Night of the Living Dead helped champion the creation of the splatter film genre, a style of horror heavy on gore and brutality, showcasing the weakness of the human form and the theatrics of its destruction. The genre is often linked with “torture porn” in modern cinematic analysis. In the time of Night of the Living Dead, Romero coupled violence with exploitation -- the film doesn’t take place in a recognizable location or feature an identifiable nemesis as most horror up to the 1960s had. Its setting was a rural Pittsburgh farm and the zombies emerged out of regular human life, instilling a brand new and highly effective form of dread on the viewer. But because of its social commentary and nuanced subtext, it was more than just a violence-fest for the sake of violence.

Romero’s zombies are barely less than human. With a miniscule budget and limited effects, most of the film’s zombies aren’t disfigured or mutilated beyond recognition, though the film served as the start of award-winning special effects/makeup wizard Tom Savini’s career, who would go on to establish himself as one of the great movie makeup artists. (Current Walking Dead (2010) executive producer, director, and special effects supervisor Greg Nicotero is one of Savini’s protoges.) In Night of the Living Dead, Romero compensates for his financial and professional limitations in various ways. He relies on chiaroscuro lighting to emphasize alienation and amplify dread, features subjects of social taboo like cannibalism, and employs an unprecedented level of violence. It was incredibly controversial at the time, but his definition of the zombie birthed by the film has since been accepted into society as "the" representation of the term.
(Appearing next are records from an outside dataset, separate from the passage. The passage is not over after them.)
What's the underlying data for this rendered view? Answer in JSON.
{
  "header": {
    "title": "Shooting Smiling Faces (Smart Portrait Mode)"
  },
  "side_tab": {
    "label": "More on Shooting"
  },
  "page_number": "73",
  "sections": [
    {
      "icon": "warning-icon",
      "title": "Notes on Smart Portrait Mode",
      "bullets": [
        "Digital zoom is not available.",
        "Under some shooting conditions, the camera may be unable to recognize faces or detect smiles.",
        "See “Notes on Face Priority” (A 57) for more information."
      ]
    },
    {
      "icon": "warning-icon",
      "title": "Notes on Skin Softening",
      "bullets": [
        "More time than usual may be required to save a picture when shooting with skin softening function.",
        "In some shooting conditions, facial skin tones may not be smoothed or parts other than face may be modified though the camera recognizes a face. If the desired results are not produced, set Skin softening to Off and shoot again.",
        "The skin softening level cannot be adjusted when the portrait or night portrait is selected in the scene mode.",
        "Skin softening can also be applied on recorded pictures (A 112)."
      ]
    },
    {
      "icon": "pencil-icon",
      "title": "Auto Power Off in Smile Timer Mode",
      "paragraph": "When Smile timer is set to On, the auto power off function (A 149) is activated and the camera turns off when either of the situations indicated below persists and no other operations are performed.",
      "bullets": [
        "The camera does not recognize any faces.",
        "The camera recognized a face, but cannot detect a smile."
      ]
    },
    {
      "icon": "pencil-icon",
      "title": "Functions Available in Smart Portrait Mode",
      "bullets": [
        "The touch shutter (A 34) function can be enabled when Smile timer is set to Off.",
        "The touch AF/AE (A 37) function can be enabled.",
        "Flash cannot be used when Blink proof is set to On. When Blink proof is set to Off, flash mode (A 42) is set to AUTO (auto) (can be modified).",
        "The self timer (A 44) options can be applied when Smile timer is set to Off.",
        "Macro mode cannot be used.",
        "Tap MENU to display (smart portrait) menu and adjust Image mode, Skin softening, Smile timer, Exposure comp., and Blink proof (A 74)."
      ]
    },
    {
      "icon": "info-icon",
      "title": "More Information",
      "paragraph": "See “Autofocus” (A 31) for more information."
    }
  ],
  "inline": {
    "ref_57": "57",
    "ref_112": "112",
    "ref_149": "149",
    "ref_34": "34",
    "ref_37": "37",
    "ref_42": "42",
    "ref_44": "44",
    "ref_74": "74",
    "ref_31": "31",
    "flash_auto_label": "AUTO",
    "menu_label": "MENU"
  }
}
The zombie lives on as one of the most fearsome and beloved horror monsters, as it’s a monster that lives within all of us. Within the reality of horror films and the science of science fiction, we all have the potential to become the very thing we fear.